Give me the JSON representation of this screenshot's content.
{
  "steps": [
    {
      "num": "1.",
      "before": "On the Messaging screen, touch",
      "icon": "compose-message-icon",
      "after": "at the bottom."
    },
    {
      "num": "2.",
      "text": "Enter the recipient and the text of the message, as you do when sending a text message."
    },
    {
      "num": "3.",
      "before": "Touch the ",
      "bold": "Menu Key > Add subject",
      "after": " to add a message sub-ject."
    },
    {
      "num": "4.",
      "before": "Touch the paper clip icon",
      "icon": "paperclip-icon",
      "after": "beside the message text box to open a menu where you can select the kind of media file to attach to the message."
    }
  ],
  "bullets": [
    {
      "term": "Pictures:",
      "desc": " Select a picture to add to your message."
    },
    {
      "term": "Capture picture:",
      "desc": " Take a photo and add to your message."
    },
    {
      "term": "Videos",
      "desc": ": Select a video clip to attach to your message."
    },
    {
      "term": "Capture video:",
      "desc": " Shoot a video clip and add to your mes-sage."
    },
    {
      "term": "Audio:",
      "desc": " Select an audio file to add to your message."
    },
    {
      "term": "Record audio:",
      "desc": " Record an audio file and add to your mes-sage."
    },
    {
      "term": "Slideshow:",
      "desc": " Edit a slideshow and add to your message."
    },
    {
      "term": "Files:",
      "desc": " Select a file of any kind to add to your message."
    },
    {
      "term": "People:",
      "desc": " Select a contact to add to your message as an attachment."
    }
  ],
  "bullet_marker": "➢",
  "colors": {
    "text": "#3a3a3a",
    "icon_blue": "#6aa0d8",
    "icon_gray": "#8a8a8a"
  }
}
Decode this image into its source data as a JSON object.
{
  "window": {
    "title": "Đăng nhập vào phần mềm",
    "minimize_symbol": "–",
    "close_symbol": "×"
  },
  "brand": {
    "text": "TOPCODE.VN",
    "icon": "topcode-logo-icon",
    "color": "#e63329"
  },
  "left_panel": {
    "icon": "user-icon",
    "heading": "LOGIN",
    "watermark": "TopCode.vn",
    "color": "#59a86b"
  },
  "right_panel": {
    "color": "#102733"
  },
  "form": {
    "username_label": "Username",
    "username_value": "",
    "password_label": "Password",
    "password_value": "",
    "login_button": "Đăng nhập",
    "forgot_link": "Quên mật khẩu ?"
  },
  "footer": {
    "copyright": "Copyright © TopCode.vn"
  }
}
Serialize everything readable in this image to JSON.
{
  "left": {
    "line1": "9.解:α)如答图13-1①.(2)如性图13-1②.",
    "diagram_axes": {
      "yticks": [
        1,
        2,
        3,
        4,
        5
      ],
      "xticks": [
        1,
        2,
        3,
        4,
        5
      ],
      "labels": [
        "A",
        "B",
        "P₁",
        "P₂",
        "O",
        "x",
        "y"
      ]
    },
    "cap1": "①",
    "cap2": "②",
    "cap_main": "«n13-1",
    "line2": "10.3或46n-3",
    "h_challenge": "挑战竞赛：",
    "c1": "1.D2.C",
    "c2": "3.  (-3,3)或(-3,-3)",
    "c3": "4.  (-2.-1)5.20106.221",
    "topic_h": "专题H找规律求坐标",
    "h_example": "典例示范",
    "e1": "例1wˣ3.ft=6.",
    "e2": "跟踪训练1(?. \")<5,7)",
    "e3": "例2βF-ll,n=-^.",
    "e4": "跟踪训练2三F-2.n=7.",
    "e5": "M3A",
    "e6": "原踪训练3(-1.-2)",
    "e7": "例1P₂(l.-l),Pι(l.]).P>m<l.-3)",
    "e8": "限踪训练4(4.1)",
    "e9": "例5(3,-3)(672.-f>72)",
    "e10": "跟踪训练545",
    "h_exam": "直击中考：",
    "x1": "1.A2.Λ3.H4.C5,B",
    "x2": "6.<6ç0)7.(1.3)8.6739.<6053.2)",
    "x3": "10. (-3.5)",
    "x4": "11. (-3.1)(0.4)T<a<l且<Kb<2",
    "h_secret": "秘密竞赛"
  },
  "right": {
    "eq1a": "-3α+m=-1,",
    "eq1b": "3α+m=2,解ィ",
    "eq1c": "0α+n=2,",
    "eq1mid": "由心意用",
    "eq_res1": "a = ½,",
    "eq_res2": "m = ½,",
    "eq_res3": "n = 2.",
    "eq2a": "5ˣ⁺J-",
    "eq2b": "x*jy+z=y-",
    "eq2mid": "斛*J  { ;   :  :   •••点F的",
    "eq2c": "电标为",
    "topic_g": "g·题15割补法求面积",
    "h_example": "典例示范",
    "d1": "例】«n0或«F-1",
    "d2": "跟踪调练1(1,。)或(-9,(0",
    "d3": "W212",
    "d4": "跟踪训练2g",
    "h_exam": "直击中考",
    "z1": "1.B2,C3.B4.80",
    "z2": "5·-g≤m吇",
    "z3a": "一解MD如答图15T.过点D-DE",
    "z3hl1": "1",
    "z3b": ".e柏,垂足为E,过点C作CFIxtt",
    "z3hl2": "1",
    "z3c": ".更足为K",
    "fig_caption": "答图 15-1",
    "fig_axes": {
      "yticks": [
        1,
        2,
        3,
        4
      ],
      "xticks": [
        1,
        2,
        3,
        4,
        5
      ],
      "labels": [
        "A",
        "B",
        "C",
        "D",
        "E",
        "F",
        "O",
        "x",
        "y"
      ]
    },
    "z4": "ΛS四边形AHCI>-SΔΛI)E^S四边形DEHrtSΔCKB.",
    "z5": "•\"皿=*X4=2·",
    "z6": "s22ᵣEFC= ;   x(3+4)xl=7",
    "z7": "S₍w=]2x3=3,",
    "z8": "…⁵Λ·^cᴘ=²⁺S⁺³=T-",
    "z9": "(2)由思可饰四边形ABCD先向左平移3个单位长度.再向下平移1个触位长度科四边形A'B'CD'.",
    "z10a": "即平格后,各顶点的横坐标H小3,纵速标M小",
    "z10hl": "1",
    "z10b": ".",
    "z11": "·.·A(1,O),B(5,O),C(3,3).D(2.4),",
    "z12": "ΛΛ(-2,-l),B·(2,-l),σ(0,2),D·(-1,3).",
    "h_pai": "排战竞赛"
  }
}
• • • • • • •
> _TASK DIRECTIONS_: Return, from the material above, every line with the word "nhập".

> _OUTPUT_:
    "title": "Đăng nhập vào phần mềm",
    "login_button": "Đăng nhập",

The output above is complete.